§ Problem to solve:
Where a picture appears, leave it out; copy everything else in the records exactly.

*** Exercise inputs Section Begins ***

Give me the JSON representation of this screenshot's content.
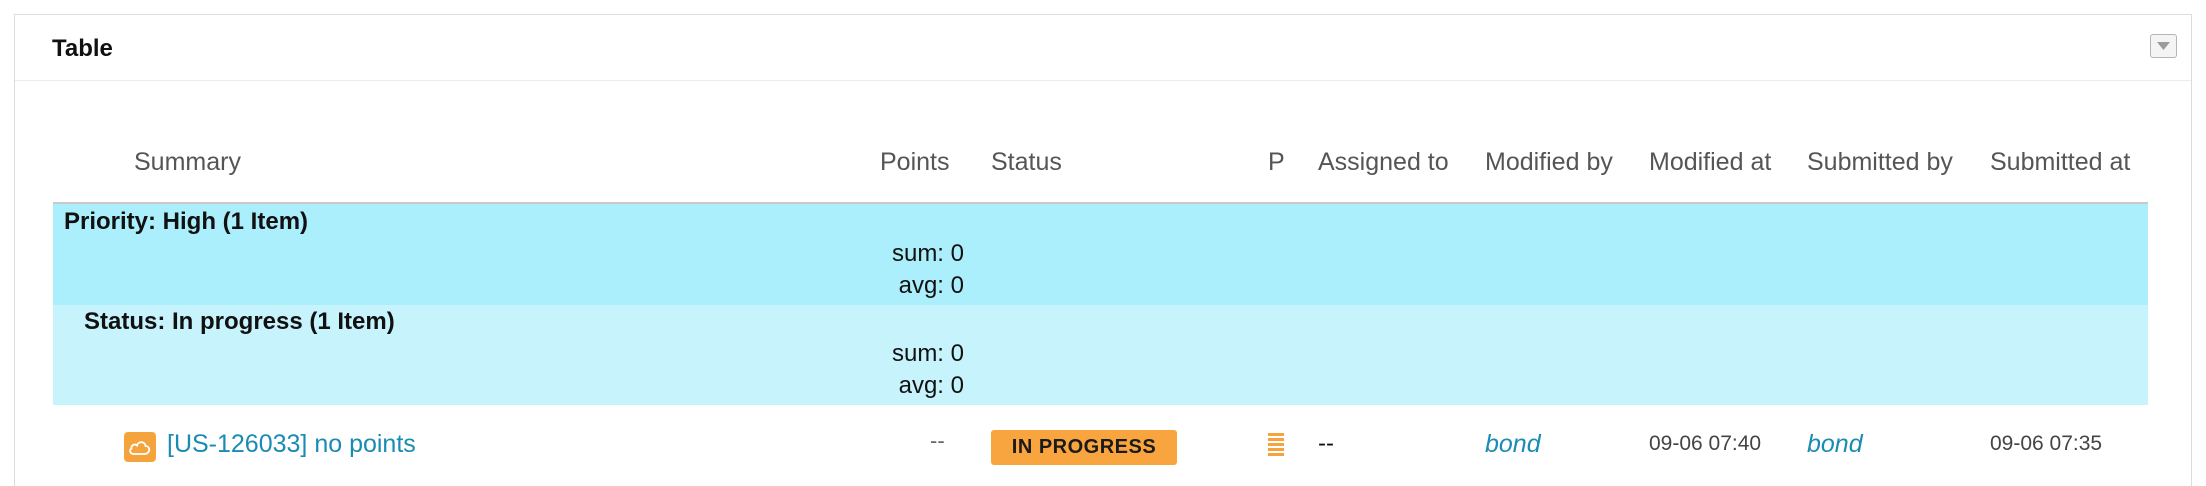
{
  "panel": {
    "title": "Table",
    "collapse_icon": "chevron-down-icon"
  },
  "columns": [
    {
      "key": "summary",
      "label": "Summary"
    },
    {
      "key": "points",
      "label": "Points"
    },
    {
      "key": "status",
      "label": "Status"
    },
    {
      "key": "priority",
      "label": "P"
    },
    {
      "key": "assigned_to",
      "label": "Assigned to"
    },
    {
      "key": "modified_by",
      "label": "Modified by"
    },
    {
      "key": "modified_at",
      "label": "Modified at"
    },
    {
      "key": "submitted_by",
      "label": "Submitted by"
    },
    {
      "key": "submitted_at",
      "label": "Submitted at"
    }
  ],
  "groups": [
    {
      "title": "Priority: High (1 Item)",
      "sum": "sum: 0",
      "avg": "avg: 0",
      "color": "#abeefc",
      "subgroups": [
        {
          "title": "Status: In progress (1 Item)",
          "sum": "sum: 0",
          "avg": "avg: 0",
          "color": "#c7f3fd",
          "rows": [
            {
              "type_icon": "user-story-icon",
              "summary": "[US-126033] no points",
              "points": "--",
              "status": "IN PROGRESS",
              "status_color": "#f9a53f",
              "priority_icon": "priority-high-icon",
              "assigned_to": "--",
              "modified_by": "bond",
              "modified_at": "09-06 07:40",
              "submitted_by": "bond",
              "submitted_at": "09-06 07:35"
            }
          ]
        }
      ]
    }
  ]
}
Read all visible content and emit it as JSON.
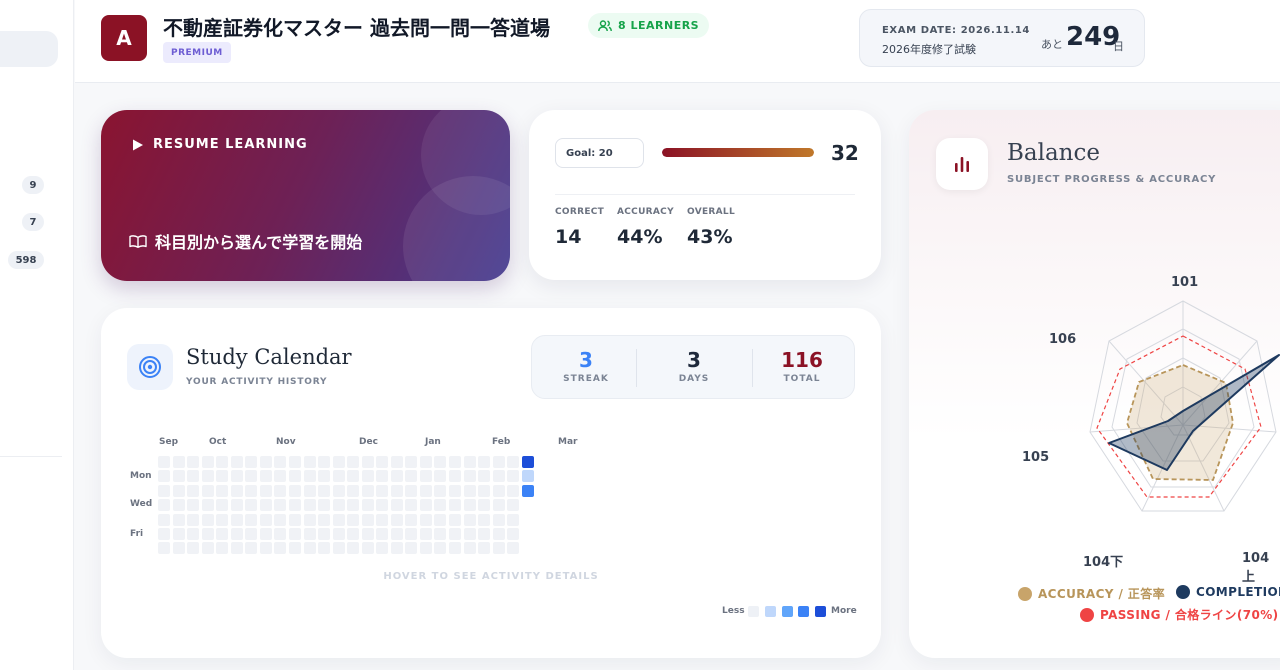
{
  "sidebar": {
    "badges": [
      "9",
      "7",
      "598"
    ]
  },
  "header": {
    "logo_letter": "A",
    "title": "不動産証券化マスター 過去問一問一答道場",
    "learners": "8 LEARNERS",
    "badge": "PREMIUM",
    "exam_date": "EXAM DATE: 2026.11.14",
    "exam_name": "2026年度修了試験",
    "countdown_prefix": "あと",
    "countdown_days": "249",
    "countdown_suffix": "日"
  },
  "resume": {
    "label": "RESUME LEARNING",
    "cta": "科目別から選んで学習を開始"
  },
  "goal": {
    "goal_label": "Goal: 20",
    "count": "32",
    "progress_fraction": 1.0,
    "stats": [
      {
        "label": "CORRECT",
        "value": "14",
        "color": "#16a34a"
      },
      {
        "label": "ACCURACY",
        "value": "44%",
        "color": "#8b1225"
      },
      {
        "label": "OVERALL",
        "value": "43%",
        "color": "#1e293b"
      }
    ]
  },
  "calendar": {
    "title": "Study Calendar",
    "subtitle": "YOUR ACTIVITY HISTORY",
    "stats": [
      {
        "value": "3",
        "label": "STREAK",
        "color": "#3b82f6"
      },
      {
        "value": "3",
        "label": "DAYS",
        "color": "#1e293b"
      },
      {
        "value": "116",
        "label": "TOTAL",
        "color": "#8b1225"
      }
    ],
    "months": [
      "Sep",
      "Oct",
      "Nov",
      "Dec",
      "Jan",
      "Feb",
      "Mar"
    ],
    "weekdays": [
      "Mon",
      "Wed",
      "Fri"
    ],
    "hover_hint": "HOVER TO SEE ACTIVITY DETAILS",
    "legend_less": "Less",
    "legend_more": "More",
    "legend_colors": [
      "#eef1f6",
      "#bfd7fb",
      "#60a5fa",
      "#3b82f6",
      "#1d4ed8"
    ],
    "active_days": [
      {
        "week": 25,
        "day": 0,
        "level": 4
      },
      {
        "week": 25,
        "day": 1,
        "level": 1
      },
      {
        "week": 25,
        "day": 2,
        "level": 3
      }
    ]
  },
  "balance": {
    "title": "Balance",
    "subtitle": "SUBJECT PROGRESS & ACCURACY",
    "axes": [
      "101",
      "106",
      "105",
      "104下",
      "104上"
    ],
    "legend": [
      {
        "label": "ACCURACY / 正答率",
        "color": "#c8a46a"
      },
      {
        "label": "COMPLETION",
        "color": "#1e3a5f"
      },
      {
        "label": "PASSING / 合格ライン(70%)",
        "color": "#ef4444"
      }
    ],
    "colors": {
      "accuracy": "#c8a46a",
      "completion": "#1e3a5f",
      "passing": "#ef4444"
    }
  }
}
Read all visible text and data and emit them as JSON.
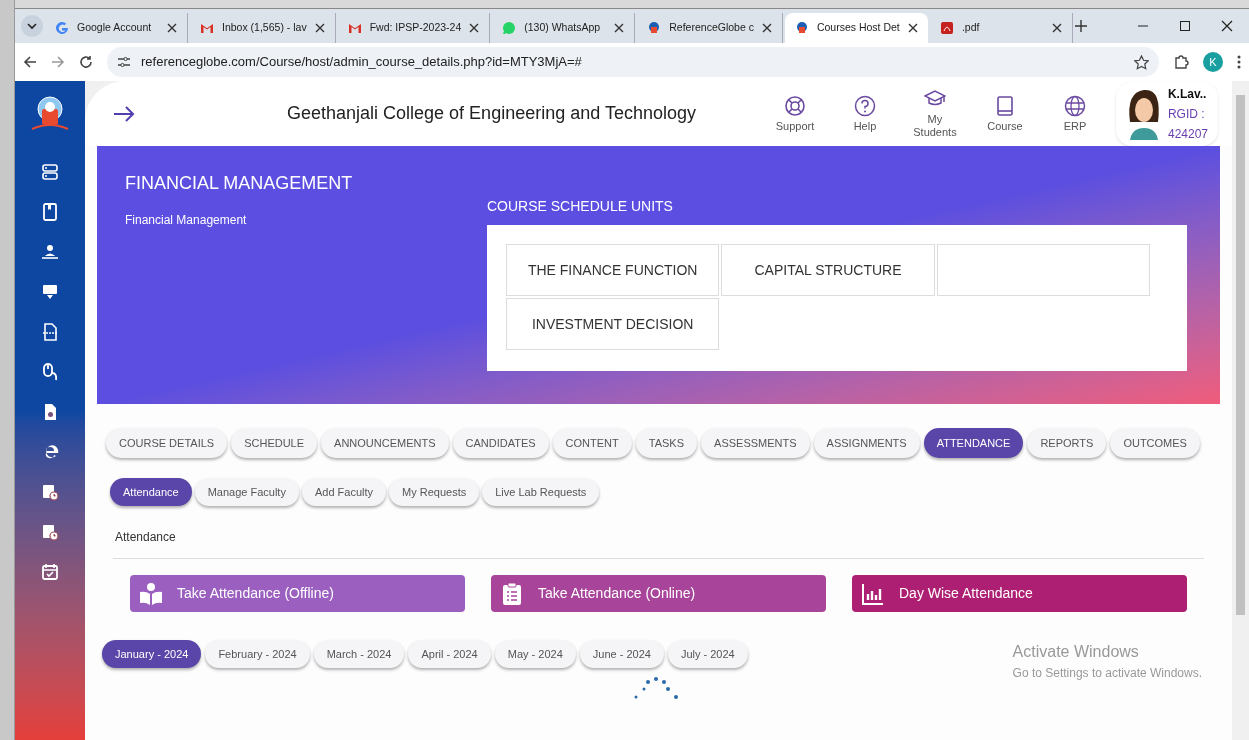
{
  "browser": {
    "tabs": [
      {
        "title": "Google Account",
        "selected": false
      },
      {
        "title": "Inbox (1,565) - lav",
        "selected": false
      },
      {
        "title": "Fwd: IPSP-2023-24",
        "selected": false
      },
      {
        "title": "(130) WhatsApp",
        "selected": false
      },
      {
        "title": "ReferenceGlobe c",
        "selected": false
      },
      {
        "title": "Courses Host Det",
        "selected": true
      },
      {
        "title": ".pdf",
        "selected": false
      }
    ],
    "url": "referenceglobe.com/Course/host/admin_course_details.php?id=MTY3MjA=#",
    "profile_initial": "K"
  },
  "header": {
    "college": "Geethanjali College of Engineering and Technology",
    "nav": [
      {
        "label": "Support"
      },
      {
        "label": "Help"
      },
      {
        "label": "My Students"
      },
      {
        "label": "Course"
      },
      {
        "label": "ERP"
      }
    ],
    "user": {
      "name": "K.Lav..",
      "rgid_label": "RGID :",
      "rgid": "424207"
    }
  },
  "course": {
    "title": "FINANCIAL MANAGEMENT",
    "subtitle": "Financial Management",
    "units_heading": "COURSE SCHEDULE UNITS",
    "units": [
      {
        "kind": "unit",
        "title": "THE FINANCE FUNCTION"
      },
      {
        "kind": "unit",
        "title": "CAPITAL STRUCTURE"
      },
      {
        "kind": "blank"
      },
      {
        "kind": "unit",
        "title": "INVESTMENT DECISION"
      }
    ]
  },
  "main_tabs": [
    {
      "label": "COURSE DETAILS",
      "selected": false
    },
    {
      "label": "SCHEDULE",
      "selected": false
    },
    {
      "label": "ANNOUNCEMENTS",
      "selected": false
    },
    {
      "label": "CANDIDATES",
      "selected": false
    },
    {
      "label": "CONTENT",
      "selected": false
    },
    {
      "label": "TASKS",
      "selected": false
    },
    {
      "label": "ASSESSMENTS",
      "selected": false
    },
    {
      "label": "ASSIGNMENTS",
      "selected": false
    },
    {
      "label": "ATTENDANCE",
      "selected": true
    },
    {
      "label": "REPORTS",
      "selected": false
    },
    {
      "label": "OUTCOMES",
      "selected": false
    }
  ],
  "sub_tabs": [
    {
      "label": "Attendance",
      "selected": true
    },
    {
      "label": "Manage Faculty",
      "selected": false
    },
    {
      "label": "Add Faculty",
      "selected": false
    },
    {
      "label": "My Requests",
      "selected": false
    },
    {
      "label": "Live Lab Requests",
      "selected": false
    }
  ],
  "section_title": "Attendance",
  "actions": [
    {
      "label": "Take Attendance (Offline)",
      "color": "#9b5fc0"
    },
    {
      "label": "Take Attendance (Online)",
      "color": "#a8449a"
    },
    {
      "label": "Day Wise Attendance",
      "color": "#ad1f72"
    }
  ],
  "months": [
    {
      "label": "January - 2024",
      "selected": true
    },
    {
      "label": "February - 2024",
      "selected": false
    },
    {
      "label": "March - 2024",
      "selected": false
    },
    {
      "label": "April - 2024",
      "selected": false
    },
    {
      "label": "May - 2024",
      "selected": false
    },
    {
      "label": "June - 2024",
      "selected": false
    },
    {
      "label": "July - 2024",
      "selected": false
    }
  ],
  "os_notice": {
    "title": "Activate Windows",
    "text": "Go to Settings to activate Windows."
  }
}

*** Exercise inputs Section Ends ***

§ Exercise response:
Give me the JSON representation of this screenshot's content.
{
  "panel": {
    "title": "Table",
    "collapse_icon": "chevron-down-icon"
  },
  "columns": [
    {
      "key": "summary",
      "label": "Summary"
    },
    {
      "key": "points",
      "label": "Points"
    },
    {
      "key": "status",
      "label": "Status"
    },
    {
      "key": "priority",
      "label": "P"
    },
    {
      "key": "assigned_to",
      "label": "Assigned to"
    },
    {
      "key": "modified_by",
      "label": "Modified by"
    },
    {
      "key": "modified_at",
      "label": "Modified at"
    },
    {
      "key": "submitted_by",
      "label": "Submitted by"
    },
    {
      "key": "submitted_at",
      "label": "Submitted at"
    }
  ],
  "groups": [
    {
      "title": "Priority: High (1 Item)",
      "sum": "sum: 0",
      "avg": "avg: 0",
      "color": "#abeefc",
      "subgroups": [
        {
          "title": "Status: In progress (1 Item)",
          "sum": "sum: 0",
          "avg": "avg: 0",
          "color": "#c7f3fd",
          "rows": [
            {
              "type_icon": "user-story-icon",
              "summary": "[US-126033] no points",
              "points": "--",
              "status": "IN PROGRESS",
              "status_color": "#f9a53f",
              "priority_icon": "priority-high-icon",
              "assigned_to": "--",
              "modified_by": "bond",
              "modified_at": "09-06 07:40",
              "submitted_by": "bond",
              "submitted_at": "09-06 07:35"
            }
          ]
        }
      ]
    }
  ]
}
Read all visible content and emit it as JSON.
{
  "sidebar": {
    "badges": [
      "9",
      "7",
      "598"
    ]
  },
  "header": {
    "logo_letter": "A",
    "title": "不動産証券化マスター 過去問一問一答道場",
    "learners": "8 LEARNERS",
    "badge": "PREMIUM",
    "exam_date": "EXAM DATE: 2026.11.14",
    "exam_name": "2026年度修了試験",
    "countdown_prefix": "あと",
    "countdown_days": "249",
    "countdown_suffix": "日"
  },
  "resume": {
    "label": "RESUME LEARNING",
    "cta": "科目別から選んで学習を開始"
  },
  "goal": {
    "goal_label": "Goal: 20",
    "count": "32",
    "progress_fraction": 1.0,
    "stats": [
      {
        "label": "CORRECT",
        "value": "14",
        "color": "#16a34a"
      },
      {
        "label": "ACCURACY",
        "value": "44%",
        "color": "#8b1225"
      },
      {
        "label": "OVERALL",
        "value": "43%",
        "color": "#1e293b"
      }
    ]
  },
  "calendar": {
    "title": "Study Calendar",
    "subtitle": "YOUR ACTIVITY HISTORY",
    "stats": [
      {
        "value": "3",
        "label": "STREAK",
        "color": "#3b82f6"
      },
      {
        "value": "3",
        "label": "DAYS",
        "color": "#1e293b"
      },
      {
        "value": "116",
        "label": "TOTAL",
        "color": "#8b1225"
      }
    ],
    "months": [
      "Sep",
      "Oct",
      "Nov",
      "Dec",
      "Jan",
      "Feb",
      "Mar"
    ],
    "weekdays": [
      "Mon",
      "Wed",
      "Fri"
    ],
    "hover_hint": "HOVER TO SEE ACTIVITY DETAILS",
    "legend_less": "Less",
    "legend_more": "More",
    "legend_colors": [
      "#eef1f6",
      "#bfd7fb",
      "#60a5fa",
      "#3b82f6",
      "#1d4ed8"
    ],
    "active_days": [
      {
        "week": 25,
        "day": 0,
        "level": 4
      },
      {
        "week": 25,
        "day": 1,
        "level": 1
      },
      {
        "week": 25,
        "day": 2,
        "level": 3
      }
    ]
  },
  "balance": {
    "title": "Balance",
    "subtitle": "SUBJECT PROGRESS & ACCURACY",
    "axes": [
      "101",
      "106",
      "105",
      "104下",
      "104上"
    ],
    "legend": [
      {
        "label": "ACCURACY / 正答率",
        "color": "#c8a46a"
      },
      {
        "label": "COMPLETION",
        "color": "#1e3a5f"
      },
      {
        "label": "PASSING / 合格ライン(70%)",
        "color": "#ef4444"
      }
    ],
    "colors": {
      "accuracy": "#c8a46a",
      "completion": "#1e3a5f",
      "passing": "#ef4444"
    }
  }
}
Read all visible text and data and emit them as JSON.
{
  "browser": {
    "tabs": [
      {
        "title": "Google Account",
        "selected": false
      },
      {
        "title": "Inbox (1,565) - lav",
        "selected": false
      },
      {
        "title": "Fwd: IPSP-2023-24",
        "selected": false
      },
      {
        "title": "(130) WhatsApp",
        "selected": false
      },
      {
        "title": "ReferenceGlobe c",
        "selected": false
      },
      {
        "title": "Courses Host Det",
        "selected": true
      },
      {
        "title": ".pdf",
        "selected": false
      }
    ],
    "url": "referenceglobe.com/Course/host/admin_course_details.php?id=MTY3MjA=#",
    "profile_initial": "K"
  },
  "header": {
    "college": "Geethanjali College of Engineering and Technology",
    "nav": [
      {
        "label": "Support"
      },
      {
        "label": "Help"
      },
      {
        "label": "My Students"
      },
      {
        "label": "Course"
      },
      {
        "label": "ERP"
      }
    ],
    "user": {
      "name": "K.Lav..",
      "rgid_label": "RGID :",
      "rgid": "424207"
    }
  },
  "course": {
    "title": "FINANCIAL MANAGEMENT",
    "subtitle": "Financial Management",
    "units_heading": "COURSE SCHEDULE UNITS",
    "units": [
      {
        "kind": "unit",
        "title": "THE FINANCE FUNCTION"
      },
      {
        "kind": "unit",
        "title": "CAPITAL STRUCTURE"
      },
      {
        "kind": "blank"
      },
      {
        "kind": "unit",
        "title": "INVESTMENT DECISION"
      }
    ]
  },
  "main_tabs": [
    {
      "label": "COURSE DETAILS",
      "selected": false
    },
    {
      "label": "SCHEDULE",
      "selected": false
    },
    {
      "label": "ANNOUNCEMENTS",
      "selected": false
    },
    {
      "label": "CANDIDATES",
      "selected": false
    },
    {
      "label": "CONTENT",
      "selected": false
    },
    {
      "label": "TASKS",
      "selected": false
    },
    {
      "label": "ASSESSMENTS",
      "selected": false
    },
    {
      "label": "ASSIGNMENTS",
      "selected": false
    },
    {
      "label": "ATTENDANCE",
      "selected": true
    },
    {
      "label": "REPORTS",
      "selected": false
    },
    {
      "label": "OUTCOMES",
      "selected": false
    }
  ],
  "sub_tabs": [
    {
      "label": "Attendance",
      "selected": true
    },
    {
      "label": "Manage Faculty",
      "selected": false
    },
    {
      "label": "Add Faculty",
      "selected": false
    },
    {
      "label": "My Requests",
      "selected": false
    },
    {
      "label": "Live Lab Requests",
      "selected": false
    }
  ],
  "section_title": "Attendance",
  "actions": [
    {
      "label": "Take Attendance (Offline)",
      "color": "#9b5fc0"
    },
    {
      "label": "Take Attendance (Online)",
      "color": "#a8449a"
    },
    {
      "label": "Day Wise Attendance",
      "color": "#ad1f72"
    }
  ],
  "months": [
    {
      "label": "January - 2024",
      "selected": true
    },
    {
      "label": "February - 2024",
      "selected": false
    },
    {
      "label": "March - 2024",
      "selected": false
    },
    {
      "label": "April - 2024",
      "selected": false
    },
    {
      "label": "May - 2024",
      "selected": false
    },
    {
      "label": "June - 2024",
      "selected": false
    },
    {
      "label": "July - 2024",
      "selected": false
    }
  ],
  "os_notice": {
    "title": "Activate Windows",
    "text": "Go to Settings to activate Windows."
  }
}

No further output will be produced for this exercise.